*Provided records*
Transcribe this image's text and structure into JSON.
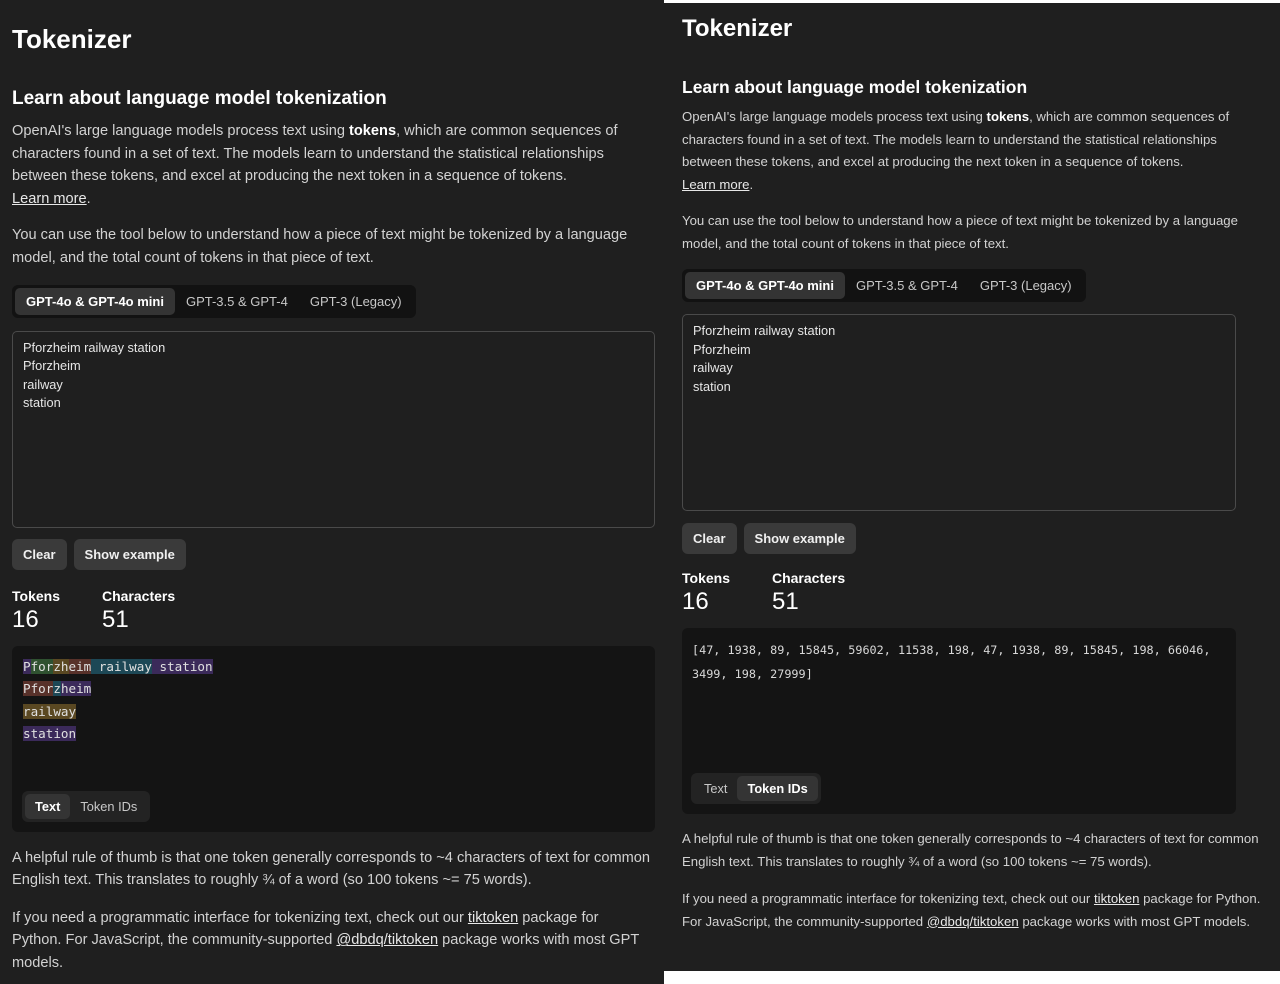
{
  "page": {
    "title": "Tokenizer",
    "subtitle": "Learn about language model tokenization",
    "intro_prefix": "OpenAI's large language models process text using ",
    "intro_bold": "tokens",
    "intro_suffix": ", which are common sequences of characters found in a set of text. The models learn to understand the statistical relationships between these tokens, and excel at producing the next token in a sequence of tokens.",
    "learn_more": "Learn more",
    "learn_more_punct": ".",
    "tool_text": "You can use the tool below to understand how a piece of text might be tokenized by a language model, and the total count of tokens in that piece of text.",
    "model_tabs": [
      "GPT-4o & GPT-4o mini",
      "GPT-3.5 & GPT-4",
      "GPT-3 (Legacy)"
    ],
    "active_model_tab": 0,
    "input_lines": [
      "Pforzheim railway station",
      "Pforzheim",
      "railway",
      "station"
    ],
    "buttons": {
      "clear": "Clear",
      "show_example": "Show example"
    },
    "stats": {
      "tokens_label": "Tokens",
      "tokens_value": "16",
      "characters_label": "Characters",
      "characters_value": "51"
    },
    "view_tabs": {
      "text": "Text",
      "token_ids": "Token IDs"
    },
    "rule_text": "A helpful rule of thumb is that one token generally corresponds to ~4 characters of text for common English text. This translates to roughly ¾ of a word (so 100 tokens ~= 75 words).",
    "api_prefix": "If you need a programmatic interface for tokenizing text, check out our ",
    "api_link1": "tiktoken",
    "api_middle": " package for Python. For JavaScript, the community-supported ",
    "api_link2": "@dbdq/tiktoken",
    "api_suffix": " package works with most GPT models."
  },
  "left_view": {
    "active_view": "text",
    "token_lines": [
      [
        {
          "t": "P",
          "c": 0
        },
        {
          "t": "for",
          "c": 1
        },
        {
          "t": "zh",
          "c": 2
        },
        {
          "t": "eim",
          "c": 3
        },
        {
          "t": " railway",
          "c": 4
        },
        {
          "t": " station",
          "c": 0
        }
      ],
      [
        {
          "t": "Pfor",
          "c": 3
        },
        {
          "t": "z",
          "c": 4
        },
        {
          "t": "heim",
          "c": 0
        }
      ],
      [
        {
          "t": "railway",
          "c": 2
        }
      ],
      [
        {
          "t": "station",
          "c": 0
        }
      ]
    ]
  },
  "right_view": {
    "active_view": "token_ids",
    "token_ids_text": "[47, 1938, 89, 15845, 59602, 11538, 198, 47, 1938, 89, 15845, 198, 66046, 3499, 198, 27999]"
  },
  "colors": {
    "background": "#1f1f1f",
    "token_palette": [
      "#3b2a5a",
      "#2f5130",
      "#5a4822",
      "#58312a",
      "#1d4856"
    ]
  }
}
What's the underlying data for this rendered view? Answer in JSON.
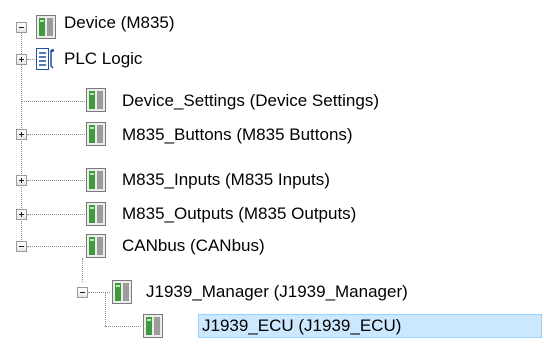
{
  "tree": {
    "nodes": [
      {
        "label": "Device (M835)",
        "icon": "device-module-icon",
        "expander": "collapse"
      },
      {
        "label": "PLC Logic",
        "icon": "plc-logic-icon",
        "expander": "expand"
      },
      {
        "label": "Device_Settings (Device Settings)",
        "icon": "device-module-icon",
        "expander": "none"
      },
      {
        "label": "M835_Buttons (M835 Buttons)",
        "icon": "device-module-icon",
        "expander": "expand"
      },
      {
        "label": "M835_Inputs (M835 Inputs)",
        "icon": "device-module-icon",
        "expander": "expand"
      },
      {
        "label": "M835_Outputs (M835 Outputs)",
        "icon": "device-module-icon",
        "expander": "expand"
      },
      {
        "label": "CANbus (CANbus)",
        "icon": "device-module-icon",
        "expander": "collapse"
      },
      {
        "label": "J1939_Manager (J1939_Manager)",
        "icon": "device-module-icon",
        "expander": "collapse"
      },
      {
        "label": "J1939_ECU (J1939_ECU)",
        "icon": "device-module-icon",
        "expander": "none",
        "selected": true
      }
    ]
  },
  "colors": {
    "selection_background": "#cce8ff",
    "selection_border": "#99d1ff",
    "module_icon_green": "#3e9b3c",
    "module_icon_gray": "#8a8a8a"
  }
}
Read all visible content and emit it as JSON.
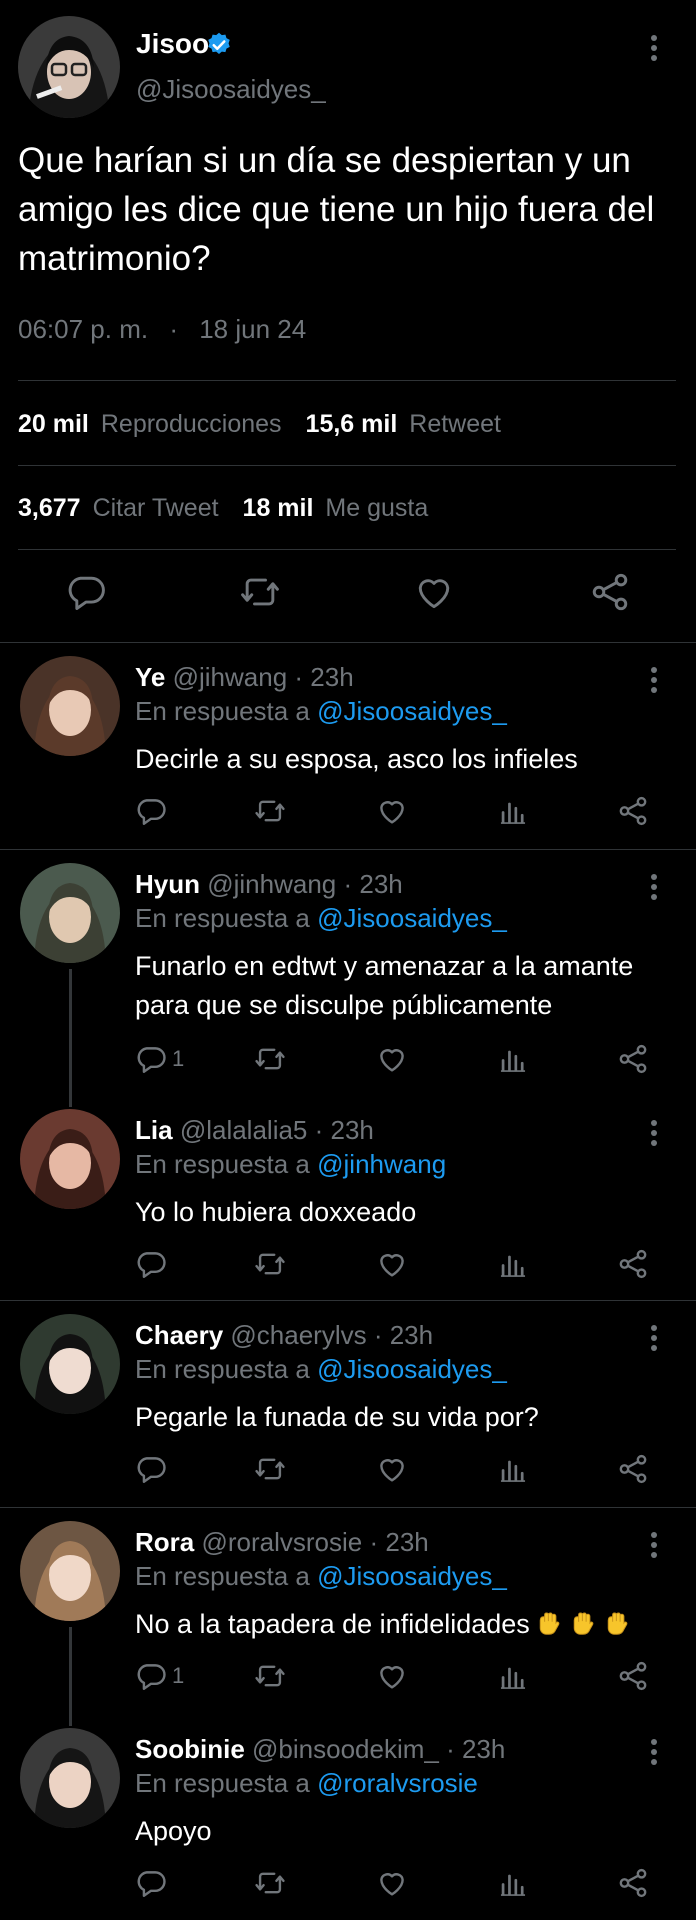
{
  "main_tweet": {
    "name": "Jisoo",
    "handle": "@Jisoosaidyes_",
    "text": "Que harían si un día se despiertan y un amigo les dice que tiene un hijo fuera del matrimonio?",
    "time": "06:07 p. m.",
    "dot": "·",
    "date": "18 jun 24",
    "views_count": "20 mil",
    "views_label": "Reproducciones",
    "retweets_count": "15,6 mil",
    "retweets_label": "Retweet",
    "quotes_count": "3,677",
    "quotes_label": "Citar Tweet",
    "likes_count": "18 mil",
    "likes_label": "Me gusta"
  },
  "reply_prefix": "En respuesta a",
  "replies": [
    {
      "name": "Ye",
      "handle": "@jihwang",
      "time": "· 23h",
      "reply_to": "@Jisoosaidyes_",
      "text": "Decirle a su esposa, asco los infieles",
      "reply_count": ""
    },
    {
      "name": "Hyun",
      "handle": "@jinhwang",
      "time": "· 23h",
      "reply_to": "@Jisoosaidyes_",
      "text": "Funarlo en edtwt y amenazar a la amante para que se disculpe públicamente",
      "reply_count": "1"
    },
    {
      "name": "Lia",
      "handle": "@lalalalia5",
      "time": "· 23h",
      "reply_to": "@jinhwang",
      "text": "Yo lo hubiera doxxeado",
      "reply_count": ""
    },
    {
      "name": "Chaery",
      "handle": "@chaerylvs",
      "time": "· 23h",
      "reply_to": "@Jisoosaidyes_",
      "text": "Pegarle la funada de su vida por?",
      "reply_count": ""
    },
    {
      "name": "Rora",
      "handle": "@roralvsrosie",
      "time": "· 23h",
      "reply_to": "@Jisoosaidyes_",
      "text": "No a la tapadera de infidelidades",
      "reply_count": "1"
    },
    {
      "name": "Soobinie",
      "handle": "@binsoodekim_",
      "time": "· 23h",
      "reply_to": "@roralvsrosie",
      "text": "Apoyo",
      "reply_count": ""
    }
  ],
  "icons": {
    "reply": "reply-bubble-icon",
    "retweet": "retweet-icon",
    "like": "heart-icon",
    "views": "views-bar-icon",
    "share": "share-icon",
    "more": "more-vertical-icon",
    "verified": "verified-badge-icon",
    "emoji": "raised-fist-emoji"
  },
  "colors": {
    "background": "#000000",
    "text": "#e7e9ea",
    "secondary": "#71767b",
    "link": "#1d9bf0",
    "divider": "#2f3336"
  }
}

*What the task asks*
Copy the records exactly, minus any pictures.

*Solution to this problem*
Transcribe this image's text and structure into JSON.
{
  "page": {
    "title": "Tokenizer",
    "subtitle": "Learn about language model tokenization",
    "intro_prefix": "OpenAI's large language models process text using ",
    "intro_bold": "tokens",
    "intro_suffix": ", which are common sequences of characters found in a set of text. The models learn to understand the statistical relationships between these tokens, and excel at producing the next token in a sequence of tokens.",
    "learn_more": "Learn more",
    "learn_more_punct": ".",
    "tool_text": "You can use the tool below to understand how a piece of text might be tokenized by a language model, and the total count of tokens in that piece of text.",
    "model_tabs": [
      "GPT-4o & GPT-4o mini",
      "GPT-3.5 & GPT-4",
      "GPT-3 (Legacy)"
    ],
    "active_model_tab": 0,
    "input_lines": [
      "Pforzheim railway station",
      "Pforzheim",
      "railway",
      "station"
    ],
    "buttons": {
      "clear": "Clear",
      "show_example": "Show example"
    },
    "stats": {
      "tokens_label": "Tokens",
      "tokens_value": "16",
      "characters_label": "Characters",
      "characters_value": "51"
    },
    "view_tabs": {
      "text": "Text",
      "token_ids": "Token IDs"
    },
    "rule_text": "A helpful rule of thumb is that one token generally corresponds to ~4 characters of text for common English text. This translates to roughly ¾ of a word (so 100 tokens ~= 75 words).",
    "api_prefix": "If you need a programmatic interface for tokenizing text, check out our ",
    "api_link1": "tiktoken",
    "api_middle": " package for Python. For JavaScript, the community-supported ",
    "api_link2": "@dbdq/tiktoken",
    "api_suffix": " package works with most GPT models."
  },
  "left_view": {
    "active_view": "text",
    "token_lines": [
      [
        {
          "t": "P",
          "c": 0
        },
        {
          "t": "for",
          "c": 1
        },
        {
          "t": "zh",
          "c": 2
        },
        {
          "t": "eim",
          "c": 3
        },
        {
          "t": " railway",
          "c": 4
        },
        {
          "t": " station",
          "c": 0
        }
      ],
      [
        {
          "t": "Pfor",
          "c": 3
        },
        {
          "t": "z",
          "c": 4
        },
        {
          "t": "heim",
          "c": 0
        }
      ],
      [
        {
          "t": "railway",
          "c": 2
        }
      ],
      [
        {
          "t": "station",
          "c": 0
        }
      ]
    ]
  },
  "right_view": {
    "active_view": "token_ids",
    "token_ids_text": "[47, 1938, 89, 15845, 59602, 11538, 198, 47, 1938, 89, 15845, 198, 66046, 3499, 198, 27999]"
  },
  "colors": {
    "background": "#1f1f1f",
    "token_palette": [
      "#3b2a5a",
      "#2f5130",
      "#5a4822",
      "#58312a",
      "#1d4856"
    ]
  }
}
What's the underlying data for this rendered view? Answer in JSON.
{
  "tree": {
    "nodes": [
      {
        "label": "Device (M835)",
        "icon": "device-module-icon",
        "expander": "collapse"
      },
      {
        "label": "PLC Logic",
        "icon": "plc-logic-icon",
        "expander": "expand"
      },
      {
        "label": "Device_Settings (Device Settings)",
        "icon": "device-module-icon",
        "expander": "none"
      },
      {
        "label": "M835_Buttons (M835 Buttons)",
        "icon": "device-module-icon",
        "expander": "expand"
      },
      {
        "label": "M835_Inputs (M835 Inputs)",
        "icon": "device-module-icon",
        "expander": "expand"
      },
      {
        "label": "M835_Outputs (M835 Outputs)",
        "icon": "device-module-icon",
        "expander": "expand"
      },
      {
        "label": "CANbus (CANbus)",
        "icon": "device-module-icon",
        "expander": "collapse"
      },
      {
        "label": "J1939_Manager (J1939_Manager)",
        "icon": "device-module-icon",
        "expander": "collapse"
      },
      {
        "label": "J1939_ECU (J1939_ECU)",
        "icon": "device-module-icon",
        "expander": "none",
        "selected": true
      }
    ]
  },
  "colors": {
    "selection_background": "#cce8ff",
    "selection_border": "#99d1ff",
    "module_icon_green": "#3e9b3c",
    "module_icon_gray": "#8a8a8a"
  }
}
Read all visible content and emit it as JSON.
{
  "main_tweet": {
    "name": "Jisoo",
    "handle": "@Jisoosaidyes_",
    "text": "Que harían si un día se despiertan y un amigo les dice que tiene un hijo fuera del matrimonio?",
    "time": "06:07 p. m.",
    "dot": "·",
    "date": "18 jun 24",
    "views_count": "20 mil",
    "views_label": "Reproducciones",
    "retweets_count": "15,6 mil",
    "retweets_label": "Retweet",
    "quotes_count": "3,677",
    "quotes_label": "Citar Tweet",
    "likes_count": "18 mil",
    "likes_label": "Me gusta"
  },
  "reply_prefix": "En respuesta a",
  "replies": [
    {
      "name": "Ye",
      "handle": "@jihwang",
      "time": "· 23h",
      "reply_to": "@Jisoosaidyes_",
      "text": "Decirle a su esposa, asco los infieles",
      "reply_count": ""
    },
    {
      "name": "Hyun",
      "handle": "@jinhwang",
      "time": "· 23h",
      "reply_to": "@Jisoosaidyes_",
      "text": "Funarlo en edtwt y amenazar a la amante para que se disculpe públicamente",
      "reply_count": "1"
    },
    {
      "name": "Lia",
      "handle": "@lalalalia5",
      "time": "· 23h",
      "reply_to": "@jinhwang",
      "text": "Yo lo hubiera doxxeado",
      "reply_count": ""
    },
    {
      "name": "Chaery",
      "handle": "@chaerylvs",
      "time": "· 23h",
      "reply_to": "@Jisoosaidyes_",
      "text": "Pegarle la funada de su vida por?",
      "reply_count": ""
    },
    {
      "name": "Rora",
      "handle": "@roralvsrosie",
      "time": "· 23h",
      "reply_to": "@Jisoosaidyes_",
      "text": "No a la tapadera de infidelidades",
      "reply_count": "1"
    },
    {
      "name": "Soobinie",
      "handle": "@binsoodekim_",
      "time": "· 23h",
      "reply_to": "@roralvsrosie",
      "text": "Apoyo",
      "reply_count": ""
    }
  ],
  "icons": {
    "reply": "reply-bubble-icon",
    "retweet": "retweet-icon",
    "like": "heart-icon",
    "views": "views-bar-icon",
    "share": "share-icon",
    "more": "more-vertical-icon",
    "verified": "verified-badge-icon",
    "emoji": "raised-fist-emoji"
  },
  "colors": {
    "background": "#000000",
    "text": "#e7e9ea",
    "secondary": "#71767b",
    "link": "#1d9bf0",
    "divider": "#2f3336"
  }
}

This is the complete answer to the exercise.